La Partie de trictrac: Nouvelle aux résonnances tragiques

A cursory reading of Mérimée's La Partie de trictrac may lead us to concur with Taine's conclusion that cheating at backgammon and the ensuing loss of personal honor are the central incidents of the story. This point of view reduces the tale of Roger (the hero) to the level of a banal, melodramatic, anecdote with seemingly hasty and enigmatic epilogue. This study shows that in La Partie de trictrac Mérimée's aim is to demystify the reader by exposing the heteronomous aspect of life and the ambiguity of many human actions. The meticulously structured plot and its strategically incorporated psychological details bring into focus the true, yet less discernible, center of the story: the hero's need to win in all situations. In direct opposition to the classical hero who accepts the verdict of Fate, Roger refuses to "play the game" – that is, to accept the aleatory aspect of existence. (In French) (DM)

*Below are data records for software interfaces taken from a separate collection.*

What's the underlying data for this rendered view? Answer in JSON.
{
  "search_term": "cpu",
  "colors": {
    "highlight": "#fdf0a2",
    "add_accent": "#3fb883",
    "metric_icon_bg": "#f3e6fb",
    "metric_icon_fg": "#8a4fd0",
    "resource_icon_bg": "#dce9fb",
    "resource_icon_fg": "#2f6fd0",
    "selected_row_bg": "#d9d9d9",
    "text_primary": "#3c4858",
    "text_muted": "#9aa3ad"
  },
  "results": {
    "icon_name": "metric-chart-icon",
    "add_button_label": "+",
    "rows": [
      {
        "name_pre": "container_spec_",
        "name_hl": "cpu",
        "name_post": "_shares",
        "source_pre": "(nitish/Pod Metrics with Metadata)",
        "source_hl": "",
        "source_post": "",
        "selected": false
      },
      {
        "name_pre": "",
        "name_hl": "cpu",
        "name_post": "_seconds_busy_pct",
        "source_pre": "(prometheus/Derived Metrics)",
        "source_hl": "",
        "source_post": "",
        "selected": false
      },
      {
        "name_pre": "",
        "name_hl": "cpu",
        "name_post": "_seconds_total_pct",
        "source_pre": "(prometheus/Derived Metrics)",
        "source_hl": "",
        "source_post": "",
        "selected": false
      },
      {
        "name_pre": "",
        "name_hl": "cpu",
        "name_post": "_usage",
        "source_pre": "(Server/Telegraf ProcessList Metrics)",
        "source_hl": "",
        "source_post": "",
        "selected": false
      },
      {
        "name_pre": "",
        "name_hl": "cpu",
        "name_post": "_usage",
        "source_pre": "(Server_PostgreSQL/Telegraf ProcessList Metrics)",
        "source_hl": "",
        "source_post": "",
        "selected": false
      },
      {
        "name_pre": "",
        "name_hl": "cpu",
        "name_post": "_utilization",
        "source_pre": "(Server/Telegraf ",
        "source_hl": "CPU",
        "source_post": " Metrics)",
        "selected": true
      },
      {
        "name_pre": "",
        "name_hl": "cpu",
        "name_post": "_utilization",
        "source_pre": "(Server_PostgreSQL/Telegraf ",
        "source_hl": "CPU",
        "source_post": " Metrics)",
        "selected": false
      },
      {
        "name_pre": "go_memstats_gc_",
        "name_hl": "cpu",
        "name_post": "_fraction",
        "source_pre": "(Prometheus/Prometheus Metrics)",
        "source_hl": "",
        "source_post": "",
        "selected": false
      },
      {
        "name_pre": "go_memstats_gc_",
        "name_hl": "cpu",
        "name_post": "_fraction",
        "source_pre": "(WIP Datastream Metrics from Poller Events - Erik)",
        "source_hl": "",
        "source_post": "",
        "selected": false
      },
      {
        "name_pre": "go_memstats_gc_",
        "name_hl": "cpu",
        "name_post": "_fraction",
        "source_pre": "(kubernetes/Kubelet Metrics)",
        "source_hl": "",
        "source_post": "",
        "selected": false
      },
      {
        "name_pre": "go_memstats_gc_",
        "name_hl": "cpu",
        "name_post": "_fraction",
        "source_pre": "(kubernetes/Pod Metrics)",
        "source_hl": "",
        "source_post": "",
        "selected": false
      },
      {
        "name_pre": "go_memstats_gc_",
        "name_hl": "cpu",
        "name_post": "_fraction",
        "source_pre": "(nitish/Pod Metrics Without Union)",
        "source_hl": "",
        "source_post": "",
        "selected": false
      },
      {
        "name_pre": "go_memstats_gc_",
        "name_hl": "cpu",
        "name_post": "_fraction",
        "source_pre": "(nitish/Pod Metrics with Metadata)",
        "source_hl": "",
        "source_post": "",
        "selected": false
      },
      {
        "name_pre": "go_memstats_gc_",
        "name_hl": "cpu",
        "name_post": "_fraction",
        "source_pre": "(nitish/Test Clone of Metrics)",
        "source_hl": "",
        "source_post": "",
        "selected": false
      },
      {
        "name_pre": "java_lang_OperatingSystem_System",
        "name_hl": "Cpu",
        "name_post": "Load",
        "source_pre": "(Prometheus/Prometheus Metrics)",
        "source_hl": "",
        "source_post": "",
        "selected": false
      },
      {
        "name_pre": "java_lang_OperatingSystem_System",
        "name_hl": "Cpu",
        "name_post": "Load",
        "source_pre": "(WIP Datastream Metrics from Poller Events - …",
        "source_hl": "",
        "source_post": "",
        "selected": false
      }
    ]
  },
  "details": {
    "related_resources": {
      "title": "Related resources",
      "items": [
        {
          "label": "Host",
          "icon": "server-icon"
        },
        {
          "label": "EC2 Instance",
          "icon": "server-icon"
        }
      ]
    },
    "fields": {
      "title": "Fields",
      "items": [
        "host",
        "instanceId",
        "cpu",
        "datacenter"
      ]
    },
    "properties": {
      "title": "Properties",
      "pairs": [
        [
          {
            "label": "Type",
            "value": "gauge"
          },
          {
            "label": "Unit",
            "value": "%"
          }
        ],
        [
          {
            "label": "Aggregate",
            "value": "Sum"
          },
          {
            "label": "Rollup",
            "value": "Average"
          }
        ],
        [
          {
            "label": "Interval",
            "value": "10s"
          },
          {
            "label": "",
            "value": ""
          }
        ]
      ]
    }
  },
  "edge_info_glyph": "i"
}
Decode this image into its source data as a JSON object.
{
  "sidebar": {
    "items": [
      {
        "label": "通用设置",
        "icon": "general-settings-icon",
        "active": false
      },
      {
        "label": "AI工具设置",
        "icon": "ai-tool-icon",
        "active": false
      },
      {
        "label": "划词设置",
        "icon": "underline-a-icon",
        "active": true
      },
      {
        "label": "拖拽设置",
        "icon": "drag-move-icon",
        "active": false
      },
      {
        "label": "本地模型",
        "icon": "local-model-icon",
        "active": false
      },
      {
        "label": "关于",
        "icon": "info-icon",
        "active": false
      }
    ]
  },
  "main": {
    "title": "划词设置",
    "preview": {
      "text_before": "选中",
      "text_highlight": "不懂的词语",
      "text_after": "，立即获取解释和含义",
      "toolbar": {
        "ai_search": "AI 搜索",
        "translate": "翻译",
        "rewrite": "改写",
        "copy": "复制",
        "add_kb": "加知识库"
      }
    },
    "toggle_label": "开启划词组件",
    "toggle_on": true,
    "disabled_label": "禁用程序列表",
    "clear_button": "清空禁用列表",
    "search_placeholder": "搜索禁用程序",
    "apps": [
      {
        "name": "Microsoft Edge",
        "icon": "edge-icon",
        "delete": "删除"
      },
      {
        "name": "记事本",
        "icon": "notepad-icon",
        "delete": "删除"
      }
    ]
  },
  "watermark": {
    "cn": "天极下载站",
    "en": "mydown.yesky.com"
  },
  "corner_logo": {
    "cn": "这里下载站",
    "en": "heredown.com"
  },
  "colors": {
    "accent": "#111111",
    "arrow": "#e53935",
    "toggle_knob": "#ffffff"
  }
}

Mihram, Danielle
Volume 1979-1980 Fall-Winter; 8(1-2): 53-61.